Barack Obama in his college years
One of the nine workers fired from a U.S. Department of Education contractor for allegedly accessing President Obama’s student-loan records has pleaded guilty.
According to the Des Moines Register, Mercedes Costoyas, 53, of Iowa City entered the plea in federal court in Davenport Wednesday.
Her sentencing is scheduled for this fall, but other details about the plea have yet to emerge.
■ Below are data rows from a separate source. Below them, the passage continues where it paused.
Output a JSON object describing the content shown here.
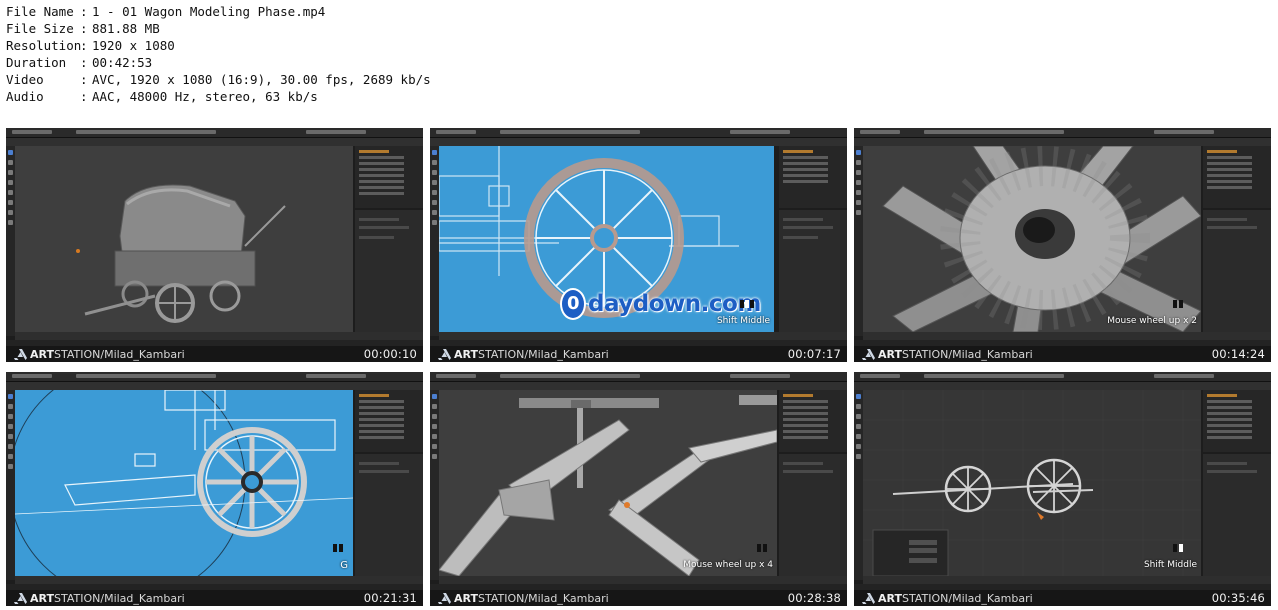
{
  "file_info": [
    {
      "key": "File Name",
      "value": "1 - 01 Wagon Modeling Phase.mp4"
    },
    {
      "key": "File Size",
      "value": "881.88 MB"
    },
    {
      "key": "Resolution",
      "value": "1920 x 1080"
    },
    {
      "key": "Duration",
      "value": "00:42:53"
    },
    {
      "key": "Video",
      "value": "AVC, 1920 x 1080 (16:9), 30.00 fps, 2689 kb/s"
    },
    {
      "key": "Audio",
      "value": "AAC, 48000 Hz, stereo, 63 kb/s"
    }
  ],
  "brand": {
    "strong": "ART",
    "rest": "STATION/Milad_Kambari"
  },
  "thumbnails": [
    {
      "timestamp": "00:00:10",
      "hint": "",
      "viewport": "grey"
    },
    {
      "timestamp": "00:07:17",
      "hint": "Shift Middle",
      "viewport": "blue",
      "watermark": "daydown.com",
      "watermark_zero": "0"
    },
    {
      "timestamp": "00:14:24",
      "hint": "Mouse wheel up x 2",
      "viewport": "grey"
    },
    {
      "timestamp": "00:21:31",
      "hint": "G",
      "viewport": "blue"
    },
    {
      "timestamp": "00:28:38",
      "hint": "Mouse wheel up x 4",
      "viewport": "grey"
    },
    {
      "timestamp": "00:35:46",
      "hint": "Shift Middle",
      "viewport": "dark"
    }
  ],
  "colors": {
    "viewport_blue": "#3c9bd6",
    "ui_dark": "#1d1d1d",
    "watermark": "#1d5ec4"
  }
}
The sole listing on the website for the federal court in Davenport listed an Aug. 23 status conference with Judge Thomas Shields.
The others are scheduled for trial later in the summer.
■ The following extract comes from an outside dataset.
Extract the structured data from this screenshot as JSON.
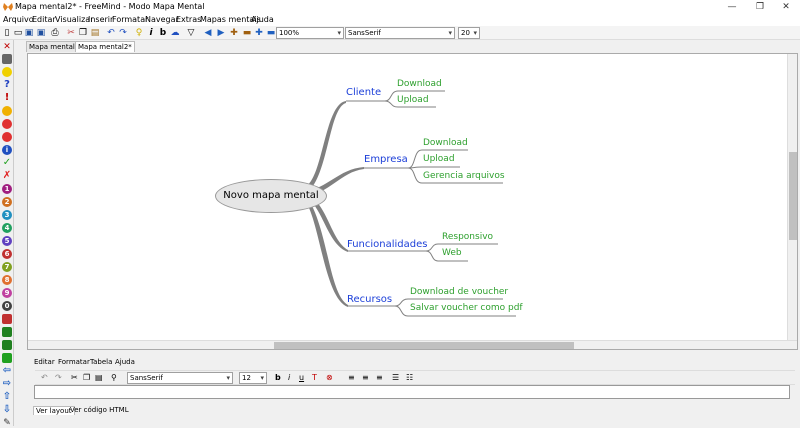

The nine had been accused of accessing information about Obama’s student-loan records between July 2007 and March 2009, before and after Obama was elected, from the Coralville, Iowa, offices of Vangent Inc.
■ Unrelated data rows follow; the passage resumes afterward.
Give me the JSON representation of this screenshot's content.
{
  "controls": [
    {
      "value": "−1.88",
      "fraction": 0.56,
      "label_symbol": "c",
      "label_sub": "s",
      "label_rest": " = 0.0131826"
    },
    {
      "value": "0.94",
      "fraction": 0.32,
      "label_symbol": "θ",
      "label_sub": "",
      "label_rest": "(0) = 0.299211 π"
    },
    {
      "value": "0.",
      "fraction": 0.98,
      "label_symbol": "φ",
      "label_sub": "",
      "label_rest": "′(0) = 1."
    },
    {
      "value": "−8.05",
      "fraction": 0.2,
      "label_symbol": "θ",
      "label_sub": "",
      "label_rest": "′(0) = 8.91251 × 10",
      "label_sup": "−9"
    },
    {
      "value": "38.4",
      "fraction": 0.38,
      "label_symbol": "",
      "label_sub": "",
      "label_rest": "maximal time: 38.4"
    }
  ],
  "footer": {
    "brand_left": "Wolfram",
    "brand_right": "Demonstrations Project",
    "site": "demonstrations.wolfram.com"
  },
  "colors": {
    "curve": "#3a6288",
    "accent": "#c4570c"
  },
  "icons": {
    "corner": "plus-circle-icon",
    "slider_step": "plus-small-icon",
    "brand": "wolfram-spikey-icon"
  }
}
The company is a consulting service that serves the federal government and higher-education institutions.
Should the defendants actually have obtained the records as accused, the information they obtained could blow the lid off questions still surrounding Obama’s past.
As WND has reported, several of Obama’s records from his college years remain off-limits to the public, including his Occidental College records, his Columbia University records, his Columbia thesis, his Harvard Law School records, his Harvard Law Review articles and his scholarly articles from the University of Chicago.
The dearth of information even led to a popular e-mail hoax declaring Obama’s Occidental records had been found, revealing he received financial aid for foreign-born students.
Thus far, however, the accused employees – and the details of the case – have been kept quiet.
The remaining defendants – including Andrew J. Lage, Patrick E. Roan, Sandra Teague, John P. Phommivong, Gary N. Grenell, Lisa Torney and Julie Lynn Kline – were indicted in May.
They all pleaded not guilty.
The full indictment, which would list the details of the charges, however, remains sealed. Only a redacted document is available, which states simply that the accused are charged with a misdemeanor offense of intentionally exceeding “authorized computer access,” thereby obtaining from a department of the United States “student-loan records of a candidate for president of the United States without authorization.”
As for the defendants themselves, most have refused to comment publicly. WND contacted several of the attorneys in the case and received either no response or a refusal to comment.
Only defendant Sandra Teague, a 10-year employee of Vangent before being fired and subsequently charged in the indictment, has spoken to the press:
“I don’t know what the others did, but I know that I did not do it,” Teague told KCRG-TV in Cedar Rapids, Iowa, at the time.
She further claims she was fired without being told the cause.
“All of it was a shock,” Teague said. “I knew that something had occurred and that there was a breach of security.”
Vangent Inc. has since confirmed the nine defendants were fired last June for violating the company’s security policy. But the company has refused to comment on why the records were accessed or what information may have been uncovered.
“We do not know the intentions of the former employees,” company spokeswoman Eileen Rivera said. “However, no evidence of misuse of the data by the former employees was found.”
KCRG has reported voting records show four of the indicted are registered as Democrats, and two are registered as Republicans. Teague, one of those whose voting patterns were not discovered, told the station she “didn’t even pay attention to the election” because she was planning her wedding at the time.
If convicted, the accused could face up to one year in prison and a fine of up to $100,000.